Stupid perspectives. Self-evident nonsenses of geography, biology, architecture. Spaces with bad physics. Crude repetitions of elements. A dream view from a window that dissolves as soon as you look closely. A world that flaunts, in short, its own cut and paste construction and its own hybridity.
In the sound department it’s a similar kind of jumble. Snatched sound effects overlap and collide with recordings, echoes, layered distortions. Half the world makes no sound but the rest of it is somehow jacked-up high to compensate. Doors. Drinks. Gunshots and killer bees. All too loud on hungover ears. The voices tremble, echo and pitch shifts perspective further out of whack. A hallucination in the aural zone, someone’s talking in the darkness but soon you figure out that it’s not the person you thought.
In performance terms with this project we have come to a compelling and strange place that we’d never exactly anticipated.
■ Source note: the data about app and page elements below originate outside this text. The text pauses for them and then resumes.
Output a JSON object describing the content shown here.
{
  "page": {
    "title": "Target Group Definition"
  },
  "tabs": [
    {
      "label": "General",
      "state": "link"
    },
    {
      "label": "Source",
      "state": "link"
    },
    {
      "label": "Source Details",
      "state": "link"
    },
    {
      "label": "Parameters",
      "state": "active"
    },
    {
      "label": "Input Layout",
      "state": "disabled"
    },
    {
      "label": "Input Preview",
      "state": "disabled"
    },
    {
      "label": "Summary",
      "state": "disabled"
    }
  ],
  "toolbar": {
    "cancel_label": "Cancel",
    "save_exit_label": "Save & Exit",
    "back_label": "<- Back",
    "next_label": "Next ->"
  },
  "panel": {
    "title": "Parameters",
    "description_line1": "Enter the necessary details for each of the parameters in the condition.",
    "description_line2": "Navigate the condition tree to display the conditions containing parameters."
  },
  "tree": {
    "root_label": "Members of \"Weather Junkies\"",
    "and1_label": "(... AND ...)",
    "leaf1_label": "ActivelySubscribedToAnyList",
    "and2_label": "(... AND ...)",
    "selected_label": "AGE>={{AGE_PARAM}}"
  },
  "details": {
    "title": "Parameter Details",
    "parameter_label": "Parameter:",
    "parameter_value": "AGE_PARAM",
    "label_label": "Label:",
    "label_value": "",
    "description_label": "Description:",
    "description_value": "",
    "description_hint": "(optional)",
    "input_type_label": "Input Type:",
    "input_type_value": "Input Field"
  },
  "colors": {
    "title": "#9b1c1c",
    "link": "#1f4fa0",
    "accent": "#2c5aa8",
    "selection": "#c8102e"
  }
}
With a nod to the unstable worlds and dark comedy of my work in fiction (Endland Stories, and the recent novel The Broken World) Void Story is a narrative of sorts, operating in performance as a dynamic kind of hybrid cinema/animation meets radio play, or as a graphic novel come to life.
Perhaps it’s the narrative part that’s the strangest for us. After all, we’ve spent a long time in our work as a performance group more or less dismantling narrative, especially of late it seems, through processes of shattering and splintering it – fragments of story, figures adrift from context, cast out and in collision. In works from 12 am: Awake & Looking Down to Bloody Mess and Spectacular, we’ve been perhaps not so much interested in ‘a story’ as in the plurality of possible stories that might emerge from any collection of material, fascinated by incompletion, and by the meeting of different things over time and in stage space (characters, images, music tracks, texts, textures), in the ways that stories appear to fly out like sparks from the meeting of disparate elements.
'These fragments have I shored against my ruins…’ we might have said if we were looking for mates from the big time, quoting Shakespeare via Eliot.
There are other methods of course and Void Story with its brutal urban picaresque of a story, told at high speed, without the sop of psychology might be one of them. On a stage split between projected images and live voices/sound, and with a vivid set of events that do not happen but which somehow do find a way to happen, Void Story also pursues our obsession with breaking and remaking the apparatus of performance – a kind of simultaneous denial and remaking of theatre, as if it were, might be something else. We hope you enjoy the work.
Tim Etchells 2009